The journeys with the objective of describing the riches of the New World became frequent from the 18th century onwards, and a series of rules were drawn up to define what should be observed, collected, described and drawn, delimiting what could be interesting to the Europeans and, in particular, to the sciences. Before this, travelers, settlers and missionaries wrote reports on the animals, plants, minerals, geography and natives of the Americas.
They all described the flora and the fauna that was unknown in the Northern Hemisphere, and some tried to give the maximum of information about the behavior and the usefulness of the animal or plant being investigated. There was great curiosity about the recently discovered lands, and many of these works were published from the 16th century, but various others were only made public a long time afterwards. Some reports would arrive at the metropolis, were read by the authorities or in the academies, and would end up filed and forgotten. Others were banned by the governments of Portugal and of Spain, which were not interested in showing the world the riches of their colonies.
The best example of this care in keeping the foreigners in ignorance about Brazil occurred when the Italian André João Antonil published in Lisbon his book Brazil’s Culture and Opulence, in 1711. The Portuguese government withdrew and burnt the edition – few copies were saved. But what might have been the first description of Brazilian natural resources with a certain methodological care? “It’s impossible to know”, says Márcia Ferraz, from the Simão Mathias Center for Studies in the History of Science (Cesima), of the Pontifical Catholic University of São Paulo, a specialist in the period.
“Many texts only became known centuries after being written, and unpublished reports from the 16th century may exist that we are unaware of.” One of the most ancient documents in which there is a clear concern with information is a letter written in 1560 by Jesuit priest José de Anchieta, with the title Making a Description of the Countless Natural Things that are to be Found in the Province of São Vicente. In it, the missionary made numerous descriptions and observations: from the manatee to the crab, from the anteater to the bees, from the various trees to the “purgative plants”.

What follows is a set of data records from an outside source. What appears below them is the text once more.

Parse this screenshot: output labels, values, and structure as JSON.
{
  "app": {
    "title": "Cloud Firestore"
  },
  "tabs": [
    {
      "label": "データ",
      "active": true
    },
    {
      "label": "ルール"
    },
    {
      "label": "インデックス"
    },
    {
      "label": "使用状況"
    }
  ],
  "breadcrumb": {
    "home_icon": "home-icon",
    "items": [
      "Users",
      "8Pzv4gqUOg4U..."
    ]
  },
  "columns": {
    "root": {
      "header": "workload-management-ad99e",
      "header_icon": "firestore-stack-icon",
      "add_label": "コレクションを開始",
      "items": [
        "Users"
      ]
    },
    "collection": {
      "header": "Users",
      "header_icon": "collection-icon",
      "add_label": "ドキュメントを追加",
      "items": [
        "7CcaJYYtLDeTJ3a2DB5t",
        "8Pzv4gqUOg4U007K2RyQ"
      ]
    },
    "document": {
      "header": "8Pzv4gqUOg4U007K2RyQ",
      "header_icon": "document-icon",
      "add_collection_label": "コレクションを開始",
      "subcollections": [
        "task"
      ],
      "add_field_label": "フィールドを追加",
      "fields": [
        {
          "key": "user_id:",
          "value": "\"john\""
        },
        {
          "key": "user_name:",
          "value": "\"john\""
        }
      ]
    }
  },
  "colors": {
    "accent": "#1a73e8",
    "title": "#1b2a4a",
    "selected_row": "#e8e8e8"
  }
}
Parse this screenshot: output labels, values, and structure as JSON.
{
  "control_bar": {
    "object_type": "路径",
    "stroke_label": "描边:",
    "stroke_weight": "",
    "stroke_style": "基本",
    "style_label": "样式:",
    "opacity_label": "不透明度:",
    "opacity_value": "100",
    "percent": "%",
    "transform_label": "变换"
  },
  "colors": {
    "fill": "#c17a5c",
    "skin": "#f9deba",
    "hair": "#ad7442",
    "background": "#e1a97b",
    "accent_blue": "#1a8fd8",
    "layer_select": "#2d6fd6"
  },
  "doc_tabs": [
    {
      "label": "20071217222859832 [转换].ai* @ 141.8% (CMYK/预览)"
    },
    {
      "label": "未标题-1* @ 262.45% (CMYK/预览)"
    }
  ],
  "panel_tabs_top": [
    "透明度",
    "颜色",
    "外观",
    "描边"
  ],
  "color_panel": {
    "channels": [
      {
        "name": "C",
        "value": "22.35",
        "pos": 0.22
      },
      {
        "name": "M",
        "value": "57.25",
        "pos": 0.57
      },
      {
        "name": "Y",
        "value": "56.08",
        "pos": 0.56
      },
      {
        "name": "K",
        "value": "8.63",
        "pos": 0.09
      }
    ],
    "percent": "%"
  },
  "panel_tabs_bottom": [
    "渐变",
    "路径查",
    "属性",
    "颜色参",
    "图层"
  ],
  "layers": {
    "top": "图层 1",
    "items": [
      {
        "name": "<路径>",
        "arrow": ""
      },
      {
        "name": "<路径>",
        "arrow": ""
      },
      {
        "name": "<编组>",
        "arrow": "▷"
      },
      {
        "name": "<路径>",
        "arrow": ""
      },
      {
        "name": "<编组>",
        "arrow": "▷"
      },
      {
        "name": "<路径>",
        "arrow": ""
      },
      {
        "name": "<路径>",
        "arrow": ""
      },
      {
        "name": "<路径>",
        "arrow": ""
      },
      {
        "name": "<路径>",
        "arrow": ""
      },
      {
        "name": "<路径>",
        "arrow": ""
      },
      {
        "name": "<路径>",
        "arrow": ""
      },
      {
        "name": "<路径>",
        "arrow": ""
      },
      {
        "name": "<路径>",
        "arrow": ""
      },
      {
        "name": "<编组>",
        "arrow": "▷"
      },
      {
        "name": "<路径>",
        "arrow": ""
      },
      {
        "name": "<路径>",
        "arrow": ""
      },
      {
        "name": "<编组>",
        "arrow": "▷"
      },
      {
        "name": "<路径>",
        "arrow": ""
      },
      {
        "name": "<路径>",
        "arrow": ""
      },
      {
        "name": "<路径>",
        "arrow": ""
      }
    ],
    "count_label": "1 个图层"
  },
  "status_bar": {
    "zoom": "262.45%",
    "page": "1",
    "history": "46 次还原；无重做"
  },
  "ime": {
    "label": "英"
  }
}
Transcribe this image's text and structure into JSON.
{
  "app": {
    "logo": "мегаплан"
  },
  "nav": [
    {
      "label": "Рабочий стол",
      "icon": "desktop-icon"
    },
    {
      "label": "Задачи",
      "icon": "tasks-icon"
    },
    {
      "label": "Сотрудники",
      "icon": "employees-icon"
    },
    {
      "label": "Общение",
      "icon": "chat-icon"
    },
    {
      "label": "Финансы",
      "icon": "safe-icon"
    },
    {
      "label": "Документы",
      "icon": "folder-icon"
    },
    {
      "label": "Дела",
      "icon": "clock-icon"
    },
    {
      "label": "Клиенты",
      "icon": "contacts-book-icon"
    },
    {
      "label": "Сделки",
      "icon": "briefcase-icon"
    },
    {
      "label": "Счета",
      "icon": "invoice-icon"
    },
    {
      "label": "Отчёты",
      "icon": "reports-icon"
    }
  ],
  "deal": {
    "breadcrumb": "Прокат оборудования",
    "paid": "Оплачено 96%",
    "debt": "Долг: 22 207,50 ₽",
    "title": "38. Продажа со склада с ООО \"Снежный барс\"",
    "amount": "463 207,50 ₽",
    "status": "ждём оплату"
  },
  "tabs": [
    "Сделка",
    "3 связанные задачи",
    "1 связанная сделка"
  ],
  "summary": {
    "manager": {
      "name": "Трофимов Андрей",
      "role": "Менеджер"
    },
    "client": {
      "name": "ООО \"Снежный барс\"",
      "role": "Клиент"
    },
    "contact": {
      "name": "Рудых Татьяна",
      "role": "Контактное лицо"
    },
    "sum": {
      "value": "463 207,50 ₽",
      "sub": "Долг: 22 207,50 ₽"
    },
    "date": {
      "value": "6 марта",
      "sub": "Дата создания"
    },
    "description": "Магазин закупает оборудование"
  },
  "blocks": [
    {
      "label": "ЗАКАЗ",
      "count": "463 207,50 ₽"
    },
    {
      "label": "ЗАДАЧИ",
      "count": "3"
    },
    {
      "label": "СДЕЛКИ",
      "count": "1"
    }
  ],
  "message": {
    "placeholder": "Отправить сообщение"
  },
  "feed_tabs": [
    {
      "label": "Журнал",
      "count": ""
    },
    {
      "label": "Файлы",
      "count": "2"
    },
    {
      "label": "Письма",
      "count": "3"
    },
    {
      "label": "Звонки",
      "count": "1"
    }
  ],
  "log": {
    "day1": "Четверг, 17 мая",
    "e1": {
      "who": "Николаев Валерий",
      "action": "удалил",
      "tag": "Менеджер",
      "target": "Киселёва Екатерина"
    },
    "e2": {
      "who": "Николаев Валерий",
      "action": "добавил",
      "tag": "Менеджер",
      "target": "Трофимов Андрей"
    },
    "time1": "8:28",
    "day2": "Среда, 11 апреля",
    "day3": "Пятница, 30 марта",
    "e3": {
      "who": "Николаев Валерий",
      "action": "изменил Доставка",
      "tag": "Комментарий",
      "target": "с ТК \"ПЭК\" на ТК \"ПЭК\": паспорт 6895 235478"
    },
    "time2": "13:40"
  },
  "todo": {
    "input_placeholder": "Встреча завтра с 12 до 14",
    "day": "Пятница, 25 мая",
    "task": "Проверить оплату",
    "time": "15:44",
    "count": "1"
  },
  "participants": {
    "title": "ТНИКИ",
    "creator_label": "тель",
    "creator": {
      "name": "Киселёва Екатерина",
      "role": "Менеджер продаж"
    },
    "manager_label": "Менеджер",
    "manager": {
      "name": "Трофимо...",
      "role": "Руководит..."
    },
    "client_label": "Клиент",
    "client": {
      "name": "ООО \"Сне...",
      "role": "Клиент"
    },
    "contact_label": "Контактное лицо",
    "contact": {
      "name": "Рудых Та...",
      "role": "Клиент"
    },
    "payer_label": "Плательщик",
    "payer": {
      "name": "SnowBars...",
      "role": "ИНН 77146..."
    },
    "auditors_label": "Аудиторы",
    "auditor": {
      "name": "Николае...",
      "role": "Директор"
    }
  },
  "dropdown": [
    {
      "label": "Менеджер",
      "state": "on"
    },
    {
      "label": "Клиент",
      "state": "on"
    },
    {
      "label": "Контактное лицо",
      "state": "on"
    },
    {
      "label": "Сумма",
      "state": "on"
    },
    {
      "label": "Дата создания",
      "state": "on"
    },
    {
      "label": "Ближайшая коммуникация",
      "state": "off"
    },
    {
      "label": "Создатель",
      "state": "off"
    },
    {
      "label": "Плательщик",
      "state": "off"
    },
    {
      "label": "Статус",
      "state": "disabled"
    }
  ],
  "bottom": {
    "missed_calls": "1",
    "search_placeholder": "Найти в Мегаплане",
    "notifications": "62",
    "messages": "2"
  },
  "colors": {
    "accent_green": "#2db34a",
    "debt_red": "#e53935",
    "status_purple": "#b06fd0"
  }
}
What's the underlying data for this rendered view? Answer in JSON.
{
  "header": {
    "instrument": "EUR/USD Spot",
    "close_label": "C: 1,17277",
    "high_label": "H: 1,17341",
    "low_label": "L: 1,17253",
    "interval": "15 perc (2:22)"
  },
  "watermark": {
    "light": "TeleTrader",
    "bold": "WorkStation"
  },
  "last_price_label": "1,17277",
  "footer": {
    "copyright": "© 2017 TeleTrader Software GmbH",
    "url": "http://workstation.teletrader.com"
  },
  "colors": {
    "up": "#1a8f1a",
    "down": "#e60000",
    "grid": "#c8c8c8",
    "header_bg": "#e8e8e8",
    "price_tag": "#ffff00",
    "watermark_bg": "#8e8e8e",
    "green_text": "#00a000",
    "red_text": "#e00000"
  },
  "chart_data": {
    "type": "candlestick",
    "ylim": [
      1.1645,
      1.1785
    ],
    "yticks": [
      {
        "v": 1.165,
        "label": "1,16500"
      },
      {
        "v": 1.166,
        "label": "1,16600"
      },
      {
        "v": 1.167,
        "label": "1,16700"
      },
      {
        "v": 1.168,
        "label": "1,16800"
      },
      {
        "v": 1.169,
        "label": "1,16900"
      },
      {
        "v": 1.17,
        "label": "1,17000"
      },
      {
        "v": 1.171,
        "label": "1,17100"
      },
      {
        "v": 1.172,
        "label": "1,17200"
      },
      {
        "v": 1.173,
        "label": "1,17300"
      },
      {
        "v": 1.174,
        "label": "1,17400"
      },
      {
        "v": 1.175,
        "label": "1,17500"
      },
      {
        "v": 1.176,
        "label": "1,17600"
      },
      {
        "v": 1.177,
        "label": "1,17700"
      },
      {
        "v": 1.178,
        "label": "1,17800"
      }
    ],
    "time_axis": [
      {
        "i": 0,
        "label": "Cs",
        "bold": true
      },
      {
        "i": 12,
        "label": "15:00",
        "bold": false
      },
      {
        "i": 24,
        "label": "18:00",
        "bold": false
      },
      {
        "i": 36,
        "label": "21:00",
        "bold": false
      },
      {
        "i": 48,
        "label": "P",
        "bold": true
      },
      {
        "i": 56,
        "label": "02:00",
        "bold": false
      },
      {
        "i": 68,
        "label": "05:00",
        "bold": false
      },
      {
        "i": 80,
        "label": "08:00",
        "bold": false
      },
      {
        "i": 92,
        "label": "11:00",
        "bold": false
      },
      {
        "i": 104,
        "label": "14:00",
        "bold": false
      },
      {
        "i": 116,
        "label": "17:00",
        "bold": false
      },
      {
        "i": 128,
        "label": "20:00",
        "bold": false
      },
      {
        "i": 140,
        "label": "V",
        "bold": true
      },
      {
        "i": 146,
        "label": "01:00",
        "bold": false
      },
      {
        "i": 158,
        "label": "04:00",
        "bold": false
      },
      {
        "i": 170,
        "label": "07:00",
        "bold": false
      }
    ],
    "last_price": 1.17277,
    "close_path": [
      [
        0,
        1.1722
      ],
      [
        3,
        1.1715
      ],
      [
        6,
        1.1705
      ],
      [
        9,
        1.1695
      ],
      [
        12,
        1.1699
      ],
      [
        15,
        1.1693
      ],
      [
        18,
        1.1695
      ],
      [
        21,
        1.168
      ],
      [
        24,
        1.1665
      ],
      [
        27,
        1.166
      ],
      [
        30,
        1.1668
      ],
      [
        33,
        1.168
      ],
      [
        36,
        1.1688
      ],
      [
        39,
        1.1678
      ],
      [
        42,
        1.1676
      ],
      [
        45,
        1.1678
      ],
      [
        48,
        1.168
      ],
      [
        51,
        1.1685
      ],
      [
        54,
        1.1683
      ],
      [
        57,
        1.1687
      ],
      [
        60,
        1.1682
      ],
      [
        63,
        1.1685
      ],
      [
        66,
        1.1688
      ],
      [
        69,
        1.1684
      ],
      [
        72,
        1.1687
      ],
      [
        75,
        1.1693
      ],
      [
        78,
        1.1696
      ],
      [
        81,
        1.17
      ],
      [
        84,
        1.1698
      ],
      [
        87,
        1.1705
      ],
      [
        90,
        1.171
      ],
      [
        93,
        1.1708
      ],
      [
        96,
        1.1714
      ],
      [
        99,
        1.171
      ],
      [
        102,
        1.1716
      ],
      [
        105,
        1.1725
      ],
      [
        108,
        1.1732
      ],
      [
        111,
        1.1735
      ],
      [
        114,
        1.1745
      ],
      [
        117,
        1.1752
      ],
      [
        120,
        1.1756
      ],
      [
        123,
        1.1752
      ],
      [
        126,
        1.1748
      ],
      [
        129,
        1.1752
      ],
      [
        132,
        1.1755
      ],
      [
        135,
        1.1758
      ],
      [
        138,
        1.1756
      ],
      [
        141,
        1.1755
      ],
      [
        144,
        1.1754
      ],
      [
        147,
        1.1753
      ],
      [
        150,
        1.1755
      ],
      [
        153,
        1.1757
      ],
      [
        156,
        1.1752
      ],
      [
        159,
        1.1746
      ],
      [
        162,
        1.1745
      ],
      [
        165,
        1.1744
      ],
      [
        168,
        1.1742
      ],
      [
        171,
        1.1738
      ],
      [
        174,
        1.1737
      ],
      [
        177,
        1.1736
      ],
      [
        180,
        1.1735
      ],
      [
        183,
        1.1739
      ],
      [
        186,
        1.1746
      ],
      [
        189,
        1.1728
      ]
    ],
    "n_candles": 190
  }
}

In 1576, Pero de Magalhães de Gandavo published his History of the Province of Santa Cruz which we commonly call Brazil, with 48 pages, in Lisbon. He reports the discovery rapidly, talks about the fruits, the poisonous animals, the birds and fish, and the Indians. Then there was the Descriptive Treatise on Brazil, by Gabriel Soares de Sousa, written in the colony and taken to Portugal in 1587, not published immediately. Rich in information about the new lands, it had only a partial printing in 1800, 213 years afterwards. “With the extraordinary History of the Animals and Trees of Maranhão, worse happened”, says Márcia. Between 1624 and 1627, Friar Cristóvão of Lisbon, a Portuguese Franciscan, carried out a work similar to Anchieta’s, with one advantage: he did drawings of what he observed, described them, and transcribed the name just as he heard them from the natives. “The first edition of the originals kept at the Ultramarine Historical Archives was printed in 1967.” Better luck befell Guilherme Piso – a doctor of Maurício de Nassau and Dutch like him – and George Marcgrave, a German engineer. Of the authorship of the two, in 1648 their Natural History of Brazil came out published, in Amsterdam. Piso wrote about diseases and plants, and Marcgrave about animals and the geography of the Northeast. Ten years later, Piso published a revised edition, which only won a version in Portuguese in the 20th century.Republish